In the midst of declining cultural values (Kardashians, anyone?), it seems that the art of poetry is being buried under layers of stupidity. More often, it seems that people are more willing to turn on their television sets to receive a dose of “enlightenment” than open a book of poetry. Although it seems that poetry falls under the label of ‘dying art,’ it is clear that it still remains an important medium because of the way poems concisely capture an array of philosophical and experiential truths. I see the poem as a living entity, something that enters the tissues of the human mind to promote internal reflection and imagination—something that watching television just cannot do.
Although I would love poetry to be celebrated all the time, April marks National Poetry Month, a month-long recognition of the aesthetic and cultural significance of poetry. This initiative was created in 1996 by the Academy of American Poets as a means to promote poetry in our society. The month of April was a strategic choice for when to celebrate National Poetry Month—it follows the observance of both Black History Month (February) and Women’s History Month (March). Personally, I believe this initiative is a wonderful way to encourage the public’s attention of poetry’s continuing legacy in our cultural history, as well as to fuel the creation of new poems by individuals who otherwise may not have considered it. This month-long celebration is also a means to further integrate poetry into American classrooms, and to get young students excited about both the study and creation of poetry.
There is an array of events promoting the celebration of poetry this month. One of the events this month that I feel the most enthusiastic towards is “Poem in Your Pocket Day” (PIYP), which will occur on April 26 this year. On this day, people will carry a poem in their pocket—either a poem written by an established poet or a poem written by the person who carries it—and will thus be able to share it with whoever they come into contact with, like family, friends, co-workers—even a kind stranger!
I would personally love to write out a series of poems that I love and paste them around the St. Lawrence campus so that these poems would be exposed to many pairs of human eyes. I believe it is possible for everyone, even someone not well acquainted with poetry, to feel SOMETHING after reading.
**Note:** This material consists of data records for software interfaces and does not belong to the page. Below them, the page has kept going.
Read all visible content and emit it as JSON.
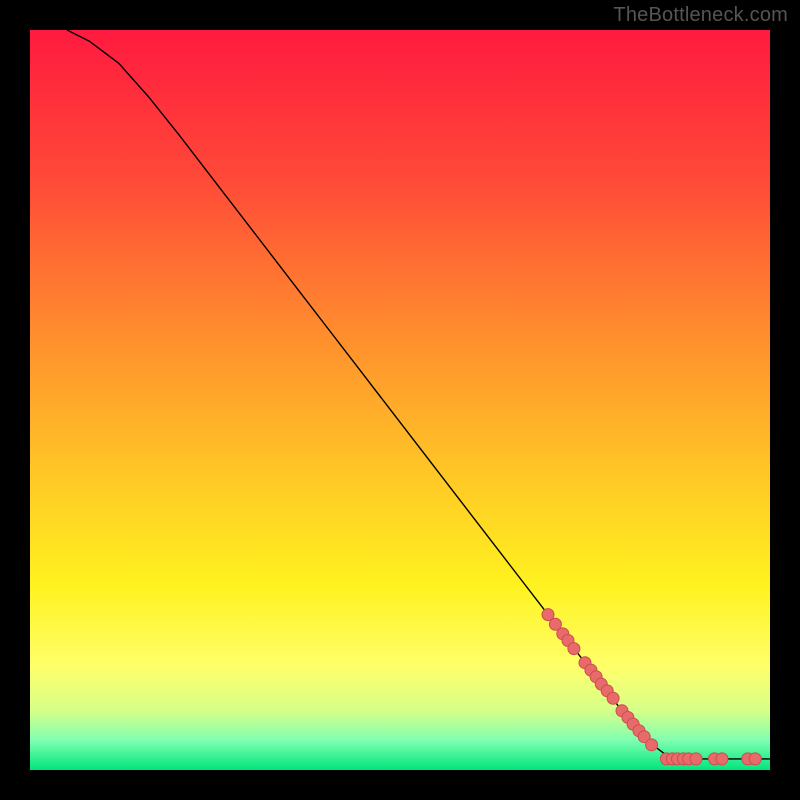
{
  "watermark": "TheBottleneck.com",
  "chart_data": {
    "type": "line",
    "title": "",
    "xlabel": "",
    "ylabel": "",
    "xlim": [
      0,
      100
    ],
    "ylim": [
      0,
      100
    ],
    "curve": [
      {
        "x": 5,
        "y": 100
      },
      {
        "x": 8,
        "y": 98.5
      },
      {
        "x": 12,
        "y": 95.5
      },
      {
        "x": 16,
        "y": 91
      },
      {
        "x": 20,
        "y": 86
      },
      {
        "x": 25,
        "y": 79.5
      },
      {
        "x": 30,
        "y": 73
      },
      {
        "x": 35,
        "y": 66.5
      },
      {
        "x": 40,
        "y": 60
      },
      {
        "x": 45,
        "y": 53.5
      },
      {
        "x": 50,
        "y": 47
      },
      {
        "x": 55,
        "y": 40.5
      },
      {
        "x": 60,
        "y": 34
      },
      {
        "x": 65,
        "y": 27.5
      },
      {
        "x": 70,
        "y": 21
      },
      {
        "x": 75,
        "y": 14.5
      },
      {
        "x": 80,
        "y": 8
      },
      {
        "x": 84,
        "y": 3.5
      },
      {
        "x": 86,
        "y": 2
      },
      {
        "x": 90,
        "y": 1.5
      },
      {
        "x": 95,
        "y": 1.5
      },
      {
        "x": 100,
        "y": 1.5
      }
    ],
    "markers": [
      {
        "x": 70,
        "y": 21
      },
      {
        "x": 71,
        "y": 19.7
      },
      {
        "x": 72,
        "y": 18.4
      },
      {
        "x": 72.7,
        "y": 17.5
      },
      {
        "x": 73.5,
        "y": 16.4
      },
      {
        "x": 75,
        "y": 14.5
      },
      {
        "x": 75.8,
        "y": 13.5
      },
      {
        "x": 76.5,
        "y": 12.6
      },
      {
        "x": 77.2,
        "y": 11.6
      },
      {
        "x": 78,
        "y": 10.7
      },
      {
        "x": 78.8,
        "y": 9.7
      },
      {
        "x": 80,
        "y": 8
      },
      {
        "x": 80.8,
        "y": 7.1
      },
      {
        "x": 81.5,
        "y": 6.2
      },
      {
        "x": 82.3,
        "y": 5.3
      },
      {
        "x": 83,
        "y": 4.5
      },
      {
        "x": 84,
        "y": 3.4
      },
      {
        "x": 86,
        "y": 1.5
      },
      {
        "x": 86.8,
        "y": 1.5
      },
      {
        "x": 87.5,
        "y": 1.5
      },
      {
        "x": 88.3,
        "y": 1.5
      },
      {
        "x": 89,
        "y": 1.5
      },
      {
        "x": 90,
        "y": 1.5
      },
      {
        "x": 92.5,
        "y": 1.5
      },
      {
        "x": 93.5,
        "y": 1.5
      },
      {
        "x": 97,
        "y": 1.5
      },
      {
        "x": 98,
        "y": 1.5
      }
    ],
    "gradient_stops": [
      {
        "offset": 0,
        "color": "#ff1a3f"
      },
      {
        "offset": 20,
        "color": "#ff4938"
      },
      {
        "offset": 40,
        "color": "#ff8a2e"
      },
      {
        "offset": 60,
        "color": "#ffc726"
      },
      {
        "offset": 75,
        "color": "#fff21f"
      },
      {
        "offset": 86,
        "color": "#ffff6a"
      },
      {
        "offset": 92,
        "color": "#d6ff8a"
      },
      {
        "offset": 96,
        "color": "#7fffb0"
      },
      {
        "offset": 100,
        "color": "#00e57d"
      }
    ],
    "curve_color": "#000000",
    "curve_width": 1.4,
    "marker_fill": "#e86a6a",
    "marker_stroke": "#c94f4f",
    "marker_radius": 6
  }
}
So, this month, turn off your televisions and wander outside! Write some poetry, read poems, and most important of all, share them. Dare to share your poems and spread the love.